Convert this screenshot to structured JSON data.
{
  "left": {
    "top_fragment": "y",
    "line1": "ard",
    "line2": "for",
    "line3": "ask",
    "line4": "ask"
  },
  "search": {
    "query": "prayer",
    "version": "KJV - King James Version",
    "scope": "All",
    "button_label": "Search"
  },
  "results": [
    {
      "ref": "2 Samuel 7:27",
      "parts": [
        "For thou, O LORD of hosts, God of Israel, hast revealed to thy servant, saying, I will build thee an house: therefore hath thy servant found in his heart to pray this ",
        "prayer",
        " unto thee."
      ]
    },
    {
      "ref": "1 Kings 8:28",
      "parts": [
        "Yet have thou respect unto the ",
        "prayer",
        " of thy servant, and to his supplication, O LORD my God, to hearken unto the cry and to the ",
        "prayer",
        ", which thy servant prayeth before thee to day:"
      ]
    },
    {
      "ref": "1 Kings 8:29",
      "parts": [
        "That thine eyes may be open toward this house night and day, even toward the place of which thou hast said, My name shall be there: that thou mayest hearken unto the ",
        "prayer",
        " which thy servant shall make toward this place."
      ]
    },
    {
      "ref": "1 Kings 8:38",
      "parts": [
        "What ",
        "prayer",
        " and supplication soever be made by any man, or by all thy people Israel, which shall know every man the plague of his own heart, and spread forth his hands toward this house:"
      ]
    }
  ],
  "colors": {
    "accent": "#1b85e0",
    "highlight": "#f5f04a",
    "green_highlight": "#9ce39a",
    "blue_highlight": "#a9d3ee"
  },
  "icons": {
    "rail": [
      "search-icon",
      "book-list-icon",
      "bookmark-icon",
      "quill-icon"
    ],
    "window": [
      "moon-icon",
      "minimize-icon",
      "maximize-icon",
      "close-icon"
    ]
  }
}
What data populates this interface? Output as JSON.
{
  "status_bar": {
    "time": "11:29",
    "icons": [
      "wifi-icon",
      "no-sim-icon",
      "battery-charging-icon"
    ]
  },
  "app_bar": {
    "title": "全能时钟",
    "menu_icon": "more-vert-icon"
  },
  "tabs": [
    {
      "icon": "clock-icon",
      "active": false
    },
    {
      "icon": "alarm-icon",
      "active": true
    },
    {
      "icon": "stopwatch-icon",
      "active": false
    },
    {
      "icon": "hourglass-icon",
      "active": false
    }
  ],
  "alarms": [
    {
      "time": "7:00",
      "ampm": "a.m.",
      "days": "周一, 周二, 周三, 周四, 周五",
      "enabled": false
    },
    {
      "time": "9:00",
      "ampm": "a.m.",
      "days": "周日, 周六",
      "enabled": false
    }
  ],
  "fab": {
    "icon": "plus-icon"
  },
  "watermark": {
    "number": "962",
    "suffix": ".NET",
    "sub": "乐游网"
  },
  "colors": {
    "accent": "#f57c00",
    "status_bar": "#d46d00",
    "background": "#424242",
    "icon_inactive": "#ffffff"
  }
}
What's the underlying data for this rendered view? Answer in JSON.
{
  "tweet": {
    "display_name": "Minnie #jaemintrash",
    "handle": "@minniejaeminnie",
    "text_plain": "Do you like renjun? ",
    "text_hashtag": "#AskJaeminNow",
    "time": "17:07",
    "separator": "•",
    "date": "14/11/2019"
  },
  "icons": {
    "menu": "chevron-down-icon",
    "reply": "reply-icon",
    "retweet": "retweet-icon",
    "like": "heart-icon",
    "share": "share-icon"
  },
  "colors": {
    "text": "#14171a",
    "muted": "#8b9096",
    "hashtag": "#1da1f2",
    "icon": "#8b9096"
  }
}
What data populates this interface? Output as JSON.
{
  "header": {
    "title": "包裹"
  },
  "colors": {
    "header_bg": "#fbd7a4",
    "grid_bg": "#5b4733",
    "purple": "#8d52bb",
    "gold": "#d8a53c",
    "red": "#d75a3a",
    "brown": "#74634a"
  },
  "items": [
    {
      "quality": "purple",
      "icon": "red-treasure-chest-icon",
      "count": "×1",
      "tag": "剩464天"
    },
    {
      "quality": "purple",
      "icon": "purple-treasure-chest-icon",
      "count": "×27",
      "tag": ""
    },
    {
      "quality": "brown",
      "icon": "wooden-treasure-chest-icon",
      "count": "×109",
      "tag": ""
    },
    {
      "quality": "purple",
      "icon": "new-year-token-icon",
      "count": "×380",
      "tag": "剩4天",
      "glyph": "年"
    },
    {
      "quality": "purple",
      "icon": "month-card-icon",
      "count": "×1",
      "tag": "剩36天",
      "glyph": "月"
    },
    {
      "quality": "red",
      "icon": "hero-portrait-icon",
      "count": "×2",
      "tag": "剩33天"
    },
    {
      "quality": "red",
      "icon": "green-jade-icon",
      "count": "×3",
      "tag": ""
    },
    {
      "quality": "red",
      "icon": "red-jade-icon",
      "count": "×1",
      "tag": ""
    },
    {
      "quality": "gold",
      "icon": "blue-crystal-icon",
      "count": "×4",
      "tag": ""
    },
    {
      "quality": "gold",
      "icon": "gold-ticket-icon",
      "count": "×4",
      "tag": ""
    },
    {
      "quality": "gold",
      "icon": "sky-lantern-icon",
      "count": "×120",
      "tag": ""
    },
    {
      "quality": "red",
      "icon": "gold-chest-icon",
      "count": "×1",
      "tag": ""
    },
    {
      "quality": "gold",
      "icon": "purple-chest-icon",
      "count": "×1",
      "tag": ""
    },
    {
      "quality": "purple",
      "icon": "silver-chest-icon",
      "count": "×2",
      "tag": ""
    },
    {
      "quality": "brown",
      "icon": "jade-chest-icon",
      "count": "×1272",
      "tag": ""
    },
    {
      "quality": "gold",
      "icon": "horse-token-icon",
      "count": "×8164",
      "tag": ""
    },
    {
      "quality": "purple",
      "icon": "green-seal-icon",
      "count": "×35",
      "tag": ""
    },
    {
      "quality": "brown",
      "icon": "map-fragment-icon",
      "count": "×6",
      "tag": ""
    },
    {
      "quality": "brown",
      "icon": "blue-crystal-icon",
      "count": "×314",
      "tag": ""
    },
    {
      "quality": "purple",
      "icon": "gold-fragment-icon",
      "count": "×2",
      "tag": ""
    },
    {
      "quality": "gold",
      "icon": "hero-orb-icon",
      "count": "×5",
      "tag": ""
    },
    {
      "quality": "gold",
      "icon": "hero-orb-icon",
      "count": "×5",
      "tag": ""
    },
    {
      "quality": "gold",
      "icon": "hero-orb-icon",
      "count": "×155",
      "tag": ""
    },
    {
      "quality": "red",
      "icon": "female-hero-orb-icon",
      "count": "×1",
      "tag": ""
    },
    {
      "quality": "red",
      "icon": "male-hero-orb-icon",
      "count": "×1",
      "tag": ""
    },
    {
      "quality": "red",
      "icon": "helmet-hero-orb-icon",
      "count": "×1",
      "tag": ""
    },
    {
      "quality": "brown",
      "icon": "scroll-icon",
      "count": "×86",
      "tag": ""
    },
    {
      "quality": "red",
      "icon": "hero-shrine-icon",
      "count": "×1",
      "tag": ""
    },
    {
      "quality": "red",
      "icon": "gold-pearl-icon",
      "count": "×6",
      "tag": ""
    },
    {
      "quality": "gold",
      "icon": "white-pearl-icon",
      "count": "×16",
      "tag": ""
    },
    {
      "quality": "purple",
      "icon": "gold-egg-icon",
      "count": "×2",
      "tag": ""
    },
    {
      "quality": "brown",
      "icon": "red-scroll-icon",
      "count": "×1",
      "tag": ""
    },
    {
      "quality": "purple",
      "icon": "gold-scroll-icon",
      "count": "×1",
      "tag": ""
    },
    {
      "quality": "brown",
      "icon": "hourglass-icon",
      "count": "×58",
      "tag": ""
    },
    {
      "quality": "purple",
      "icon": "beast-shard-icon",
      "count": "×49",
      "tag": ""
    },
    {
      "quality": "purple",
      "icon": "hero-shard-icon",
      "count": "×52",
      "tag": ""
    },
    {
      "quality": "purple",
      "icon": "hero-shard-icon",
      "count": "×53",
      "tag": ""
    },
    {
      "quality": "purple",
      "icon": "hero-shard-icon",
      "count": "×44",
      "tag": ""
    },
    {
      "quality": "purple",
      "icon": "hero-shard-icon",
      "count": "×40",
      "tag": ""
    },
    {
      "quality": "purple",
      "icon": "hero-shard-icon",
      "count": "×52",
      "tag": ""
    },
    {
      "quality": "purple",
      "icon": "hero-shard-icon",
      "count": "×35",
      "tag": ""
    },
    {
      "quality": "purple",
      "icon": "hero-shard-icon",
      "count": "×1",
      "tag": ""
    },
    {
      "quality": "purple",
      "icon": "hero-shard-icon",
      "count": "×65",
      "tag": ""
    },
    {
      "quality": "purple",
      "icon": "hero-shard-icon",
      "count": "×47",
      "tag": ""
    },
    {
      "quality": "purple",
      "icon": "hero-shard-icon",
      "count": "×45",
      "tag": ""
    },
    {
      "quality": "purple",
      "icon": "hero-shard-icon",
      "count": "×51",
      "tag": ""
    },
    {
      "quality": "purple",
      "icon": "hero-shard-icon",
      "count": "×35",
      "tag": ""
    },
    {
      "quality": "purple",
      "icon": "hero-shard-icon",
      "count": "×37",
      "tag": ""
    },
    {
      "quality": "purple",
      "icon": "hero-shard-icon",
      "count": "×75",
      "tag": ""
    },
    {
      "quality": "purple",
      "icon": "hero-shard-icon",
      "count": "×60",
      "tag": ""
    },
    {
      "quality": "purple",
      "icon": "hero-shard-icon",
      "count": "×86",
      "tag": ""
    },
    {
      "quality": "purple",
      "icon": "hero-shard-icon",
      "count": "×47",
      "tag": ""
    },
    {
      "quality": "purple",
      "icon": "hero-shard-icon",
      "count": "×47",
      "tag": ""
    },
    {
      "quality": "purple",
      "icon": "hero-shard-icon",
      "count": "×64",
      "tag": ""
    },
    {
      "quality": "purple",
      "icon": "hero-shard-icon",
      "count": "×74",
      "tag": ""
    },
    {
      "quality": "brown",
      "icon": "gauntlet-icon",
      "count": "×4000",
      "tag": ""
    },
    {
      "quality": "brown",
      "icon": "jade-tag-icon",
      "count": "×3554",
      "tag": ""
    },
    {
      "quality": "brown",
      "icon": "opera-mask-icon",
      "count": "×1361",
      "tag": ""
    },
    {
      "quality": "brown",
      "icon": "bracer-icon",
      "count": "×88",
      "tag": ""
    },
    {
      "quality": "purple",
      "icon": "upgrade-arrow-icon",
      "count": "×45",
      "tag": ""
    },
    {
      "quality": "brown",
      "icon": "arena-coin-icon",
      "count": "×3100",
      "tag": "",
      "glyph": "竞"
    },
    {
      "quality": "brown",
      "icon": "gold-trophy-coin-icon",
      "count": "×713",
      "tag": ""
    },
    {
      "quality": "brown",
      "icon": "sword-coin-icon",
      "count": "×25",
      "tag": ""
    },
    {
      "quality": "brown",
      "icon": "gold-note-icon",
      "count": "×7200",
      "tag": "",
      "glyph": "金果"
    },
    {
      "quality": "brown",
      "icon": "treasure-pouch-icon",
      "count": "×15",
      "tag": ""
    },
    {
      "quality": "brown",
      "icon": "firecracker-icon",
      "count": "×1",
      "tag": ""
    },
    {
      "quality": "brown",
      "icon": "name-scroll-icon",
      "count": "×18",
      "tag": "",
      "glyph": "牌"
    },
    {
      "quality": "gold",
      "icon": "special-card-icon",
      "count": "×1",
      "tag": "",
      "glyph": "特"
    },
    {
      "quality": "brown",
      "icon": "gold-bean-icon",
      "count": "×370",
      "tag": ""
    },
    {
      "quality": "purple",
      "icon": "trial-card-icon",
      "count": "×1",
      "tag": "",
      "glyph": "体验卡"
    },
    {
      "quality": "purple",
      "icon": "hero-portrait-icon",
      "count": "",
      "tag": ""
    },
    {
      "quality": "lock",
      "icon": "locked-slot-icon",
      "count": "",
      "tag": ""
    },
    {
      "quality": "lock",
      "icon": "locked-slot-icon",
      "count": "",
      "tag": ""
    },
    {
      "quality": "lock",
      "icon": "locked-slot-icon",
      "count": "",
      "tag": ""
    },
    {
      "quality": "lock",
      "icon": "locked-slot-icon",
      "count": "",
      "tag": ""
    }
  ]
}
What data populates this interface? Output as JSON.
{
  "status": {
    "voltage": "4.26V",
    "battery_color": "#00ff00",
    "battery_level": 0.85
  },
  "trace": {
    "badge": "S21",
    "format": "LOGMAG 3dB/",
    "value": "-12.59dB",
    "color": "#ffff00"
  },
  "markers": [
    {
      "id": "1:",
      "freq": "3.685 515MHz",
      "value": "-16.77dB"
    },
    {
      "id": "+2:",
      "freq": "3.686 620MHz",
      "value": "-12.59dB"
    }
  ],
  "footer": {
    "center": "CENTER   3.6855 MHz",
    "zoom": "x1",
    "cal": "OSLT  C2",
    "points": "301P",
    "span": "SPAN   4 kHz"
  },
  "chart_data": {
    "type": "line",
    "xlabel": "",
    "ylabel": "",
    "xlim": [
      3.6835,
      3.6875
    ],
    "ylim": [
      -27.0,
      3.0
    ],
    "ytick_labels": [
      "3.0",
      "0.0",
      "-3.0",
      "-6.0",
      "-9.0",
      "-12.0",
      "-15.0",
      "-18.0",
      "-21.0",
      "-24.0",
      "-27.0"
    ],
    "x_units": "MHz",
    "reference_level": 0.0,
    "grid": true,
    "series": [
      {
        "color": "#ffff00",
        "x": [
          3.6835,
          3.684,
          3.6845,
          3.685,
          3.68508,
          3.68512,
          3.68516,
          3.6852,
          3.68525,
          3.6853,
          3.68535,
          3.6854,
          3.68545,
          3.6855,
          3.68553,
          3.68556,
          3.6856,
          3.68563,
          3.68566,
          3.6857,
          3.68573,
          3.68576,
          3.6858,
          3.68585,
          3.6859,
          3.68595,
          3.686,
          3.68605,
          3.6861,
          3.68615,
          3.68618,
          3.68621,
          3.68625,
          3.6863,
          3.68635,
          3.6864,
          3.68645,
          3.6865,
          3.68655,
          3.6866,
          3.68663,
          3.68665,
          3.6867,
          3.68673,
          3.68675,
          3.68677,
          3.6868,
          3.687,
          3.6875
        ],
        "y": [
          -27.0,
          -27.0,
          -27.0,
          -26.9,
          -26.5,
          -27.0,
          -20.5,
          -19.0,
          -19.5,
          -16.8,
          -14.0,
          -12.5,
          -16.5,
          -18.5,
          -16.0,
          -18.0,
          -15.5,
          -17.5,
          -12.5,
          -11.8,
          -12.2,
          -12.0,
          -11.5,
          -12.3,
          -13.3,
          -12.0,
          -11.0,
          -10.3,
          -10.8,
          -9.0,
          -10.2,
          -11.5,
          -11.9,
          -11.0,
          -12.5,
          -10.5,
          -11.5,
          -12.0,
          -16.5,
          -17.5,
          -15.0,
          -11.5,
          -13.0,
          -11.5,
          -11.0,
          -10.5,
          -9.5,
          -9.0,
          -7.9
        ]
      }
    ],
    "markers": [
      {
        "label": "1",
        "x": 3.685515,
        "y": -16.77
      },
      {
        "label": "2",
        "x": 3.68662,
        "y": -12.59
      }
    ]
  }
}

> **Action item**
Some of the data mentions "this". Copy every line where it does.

> **Solution**
Convert this screenshot to structured JSON data.
        "For thou, O LORD of hosts, God of Israel, hast revealed to thy servant, saying, I will build thee an house: therefore hath thy servant found in his heart to pray this ",
        "That thine eyes may be open toward this house night and day, even toward the place of which thou hast said, My name shall be there: that thou mayest hearken unto the ",
        " which thy servant shall make toward this place."
        " and supplication soever be made by any man, or by all thy people Israel, which shall know every man the plague of his own heart, and spread forth his hands toward this house:"
What data populates this interface? Output as JSON.
What's the underlying data for this rendered view? Answer in JSON.
What data populates this interface? Output as JSON.
What data populates this interface? Output as JSON.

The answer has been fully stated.